Reproduce the listing word for word, leaving every picture behind.

*** DATA

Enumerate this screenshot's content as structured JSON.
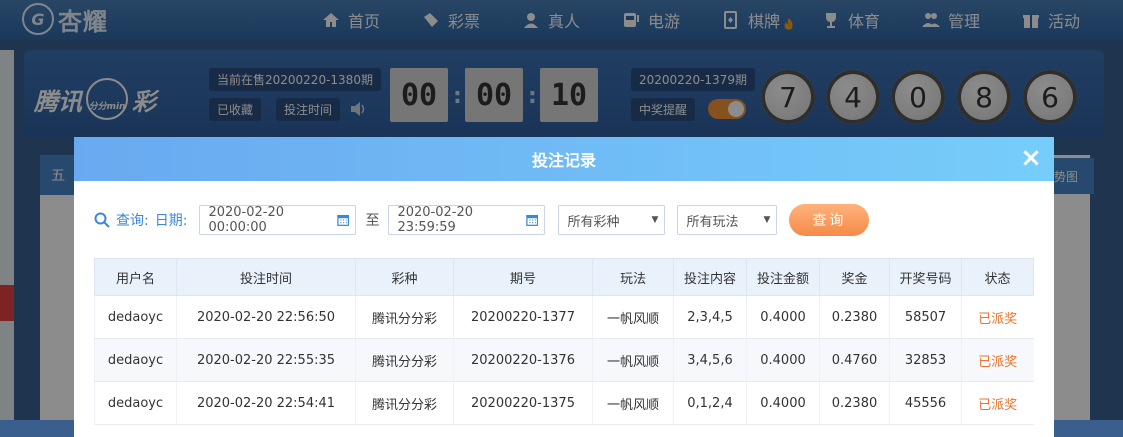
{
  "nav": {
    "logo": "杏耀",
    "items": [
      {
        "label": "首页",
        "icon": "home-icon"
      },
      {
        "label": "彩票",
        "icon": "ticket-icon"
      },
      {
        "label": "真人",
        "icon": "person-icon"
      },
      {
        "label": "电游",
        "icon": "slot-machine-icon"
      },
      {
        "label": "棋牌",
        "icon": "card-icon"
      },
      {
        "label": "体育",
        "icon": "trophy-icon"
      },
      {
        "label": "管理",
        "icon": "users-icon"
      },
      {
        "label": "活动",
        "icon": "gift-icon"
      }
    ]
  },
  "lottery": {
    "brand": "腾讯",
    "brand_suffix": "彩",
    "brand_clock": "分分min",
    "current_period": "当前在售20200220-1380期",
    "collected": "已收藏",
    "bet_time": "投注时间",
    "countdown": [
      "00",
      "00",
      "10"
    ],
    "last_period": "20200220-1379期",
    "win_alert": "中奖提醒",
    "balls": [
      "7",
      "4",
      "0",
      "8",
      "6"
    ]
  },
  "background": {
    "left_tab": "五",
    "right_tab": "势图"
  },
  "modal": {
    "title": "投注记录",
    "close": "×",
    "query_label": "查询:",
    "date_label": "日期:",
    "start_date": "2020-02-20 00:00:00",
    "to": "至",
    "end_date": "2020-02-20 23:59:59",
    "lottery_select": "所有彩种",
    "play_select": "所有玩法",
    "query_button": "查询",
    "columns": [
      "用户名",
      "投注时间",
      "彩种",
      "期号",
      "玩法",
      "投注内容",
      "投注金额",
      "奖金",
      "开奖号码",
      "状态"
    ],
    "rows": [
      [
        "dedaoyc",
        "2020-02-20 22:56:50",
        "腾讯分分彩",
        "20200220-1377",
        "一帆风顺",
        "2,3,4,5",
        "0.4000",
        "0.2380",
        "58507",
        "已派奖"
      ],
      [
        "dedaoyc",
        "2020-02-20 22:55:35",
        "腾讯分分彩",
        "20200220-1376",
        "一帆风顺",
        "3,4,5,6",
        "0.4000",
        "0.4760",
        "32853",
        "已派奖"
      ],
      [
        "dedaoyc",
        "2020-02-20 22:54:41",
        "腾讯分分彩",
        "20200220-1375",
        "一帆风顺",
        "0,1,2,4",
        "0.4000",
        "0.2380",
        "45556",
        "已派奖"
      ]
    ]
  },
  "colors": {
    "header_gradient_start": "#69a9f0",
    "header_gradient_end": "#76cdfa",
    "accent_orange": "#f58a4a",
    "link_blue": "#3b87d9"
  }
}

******

__EXERCISE RESULT__:
Enumerate this screenshot's content as structured JSON.
{
  "nav": {
    "logo": "杏耀",
    "items": [
      {
        "label": "首页",
        "icon": "home-icon"
      },
      {
        "label": "彩票",
        "icon": "ticket-icon"
      },
      {
        "label": "真人",
        "icon": "person-icon"
      },
      {
        "label": "电游",
        "icon": "slot-machine-icon"
      },
      {
        "label": "棋牌",
        "icon": "card-icon"
      },
      {
        "label": "体育",
        "icon": "trophy-icon"
      },
      {
        "label": "管理",
        "icon": "users-icon"
      },
      {
        "label": "活动",
        "icon": "gift-icon"
      }
    ]
  },
  "lottery": {
    "brand": "腾讯",
    "brand_suffix": "彩",
    "brand_clock": "分分min",
    "current_period": "当前在售20200220-1380期",
    "collected": "已收藏",
    "bet_time": "投注时间",
    "countdown": [
      "00",
      "00",
      "10"
    ],
    "last_period": "20200220-1379期",
    "win_alert": "中奖提醒",
    "balls": [
      "7",
      "4",
      "0",
      "8",
      "6"
    ]
  },
  "background": {
    "left_tab": "五",
    "right_tab": "势图"
  },
  "modal": {
    "title": "投注记录",
    "close": "×",
    "query_label": "查询:",
    "date_label": "日期:",
    "start_date": "2020-02-20 00:00:00",
    "to": "至",
    "end_date": "2020-02-20 23:59:59",
    "lottery_select": "所有彩种",
    "play_select": "所有玩法",
    "query_button": "查询",
    "columns": [
      "用户名",
      "投注时间",
      "彩种",
      "期号",
      "玩法",
      "投注内容",
      "投注金额",
      "奖金",
      "开奖号码",
      "状态"
    ],
    "rows": [
      [
        "dedaoyc",
        "2020-02-20 22:56:50",
        "腾讯分分彩",
        "20200220-1377",
        "一帆风顺",
        "2,3,4,5",
        "0.4000",
        "0.2380",
        "58507",
        "已派奖"
      ],
      [
        "dedaoyc",
        "2020-02-20 22:55:35",
        "腾讯分分彩",
        "20200220-1376",
        "一帆风顺",
        "3,4,5,6",
        "0.4000",
        "0.4760",
        "32853",
        "已派奖"
      ],
      [
        "dedaoyc",
        "2020-02-20 22:54:41",
        "腾讯分分彩",
        "20200220-1375",
        "一帆风顺",
        "0,1,2,4",
        "0.4000",
        "0.2380",
        "45556",
        "已派奖"
      ]
    ]
  },
  "colors": {
    "header_gradient_start": "#69a9f0",
    "header_gradient_end": "#76cdfa",
    "accent_orange": "#f58a4a",
    "link_blue": "#3b87d9"
  }
}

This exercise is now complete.